You might have heard of the term “certificate of occupancy” if you are building, selling your home or converting a commercial building to a residential property. Previously known as the Certificate of Classification (CofC), Certificate of Occupancy (CofO) ensures the building is safe for the occupants and complies with the performance solutions of the Building Act 1975 (BA).
Practical Completion Stage Inspection
If you are building from the scratch, a practical completion stage inspection would be conducted by a building surveyor or a private certifier. Ensures the building is “fit to live in” and it is required to get a certificate of occupancy.
What does it involve?
- The building is inspected to see if the features are working as expected.
- It involves inspection of plumbing, electrical, fire safety and the building.
- The build is completed as per the relevant state building laws, Australian standards and Building Code of Australia
- Any defects are noted and provided to the builder so they can make the necessary changes
Once the certifier is satisfied that the building complies with the requirements of the Building Approval, they must provide the owner with a CofO.
What is a Certificate of Occupancy?
A Certificate of Occupancy is an important document and provides information about:
- Class of Building - residential, commercial, or industrial building
- How can the building be used - for living, working or mixed-use
- Ongoing maintenance requirements
- Fire safety
- Special requirements
From 1 October 2020, the Certificate of Classification has been amended and renamed the Certificate of Occupancy. It can also be used as the Interim Certificate of Occupancy to fulfill the requirements under section 104 of the BA. Any certificate of classification issued before 1 October 2020 that is still in force, is taken to be a certificate of occupancy from 1 October 2020.
Who needs a Certificate of Occupancy?
Under the Building Act, any building that was built after 1 April 1976 should have a Certificate of Occupancy (previously known as Certificate of Classification) with its building approval.
So whether you are building a new house, buying a new home, changing ownership or converting the property ( for example, residential to commercial use), a certificate of occupancy is required.
Note : This doesn't apply to buildings classified as class 1a (single dwelling - detached houses, row houses,villa units) and class 10 ( non-habitable buildings like carport, shed, garage)
Where to display a Certificate of Occupancy?
Under the Building Act 1975, a certificate of occupancy should be displayed before the building can be used or occupied:
- If the building is class 1b to 9
- For buildings completed after 1 July 1997
The certificate should be displayed as near as practical to the main entrance of the building.
- For buildings with more than one entrance, it should be displayed at the entrance that emergency services would use and at the building’s fire indicator panel
- A CofO should be securely placed in a location visible to the authorised officers and building occupants

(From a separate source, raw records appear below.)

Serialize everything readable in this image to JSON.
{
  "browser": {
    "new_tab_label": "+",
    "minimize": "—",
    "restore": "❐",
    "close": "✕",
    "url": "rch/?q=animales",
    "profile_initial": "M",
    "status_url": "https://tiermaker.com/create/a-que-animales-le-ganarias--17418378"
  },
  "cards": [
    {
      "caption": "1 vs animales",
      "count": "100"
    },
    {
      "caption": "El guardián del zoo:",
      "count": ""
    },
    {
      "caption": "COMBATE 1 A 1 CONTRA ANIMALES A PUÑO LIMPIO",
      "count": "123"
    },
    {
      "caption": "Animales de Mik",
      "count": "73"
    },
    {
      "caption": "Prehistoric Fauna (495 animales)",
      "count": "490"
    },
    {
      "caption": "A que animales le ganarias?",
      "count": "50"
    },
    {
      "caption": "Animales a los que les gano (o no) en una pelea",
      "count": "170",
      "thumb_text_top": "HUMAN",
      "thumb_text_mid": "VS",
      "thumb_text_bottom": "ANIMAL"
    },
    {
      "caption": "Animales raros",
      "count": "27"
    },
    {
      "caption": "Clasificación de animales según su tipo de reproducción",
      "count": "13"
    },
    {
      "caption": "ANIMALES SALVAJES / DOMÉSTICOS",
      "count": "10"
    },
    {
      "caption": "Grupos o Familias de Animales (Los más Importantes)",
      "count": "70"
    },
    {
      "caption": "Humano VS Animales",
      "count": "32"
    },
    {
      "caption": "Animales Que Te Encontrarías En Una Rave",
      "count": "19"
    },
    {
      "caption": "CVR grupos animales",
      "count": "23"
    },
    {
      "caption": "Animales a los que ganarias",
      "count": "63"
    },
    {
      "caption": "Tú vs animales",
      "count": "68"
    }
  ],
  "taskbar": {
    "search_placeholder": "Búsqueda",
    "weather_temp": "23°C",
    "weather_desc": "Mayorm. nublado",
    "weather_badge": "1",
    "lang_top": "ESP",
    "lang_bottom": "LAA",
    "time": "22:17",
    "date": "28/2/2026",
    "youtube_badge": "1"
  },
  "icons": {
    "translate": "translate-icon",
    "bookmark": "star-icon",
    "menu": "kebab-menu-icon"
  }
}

- Made of durable materials and weatherproof materials if they are located outside the building
- If displayed electronically, should be connected to a backup power supply and the CofO must be clearly displayed
Why is a Certificate of Occupancy important?
A certificate of occupancy shows that the building is safe for the occupants. It is compliant with the building codes and suitable for living or working.
Furthermore, you are required to have a CofO by law. Failure to comply with the requirements can result in a financial penalty. Lastly, if you are planning to sell or rent out your property, a CofO is proof that your property is inspected as per the BA. That can act as a major factor to attract potential tenants or buyers.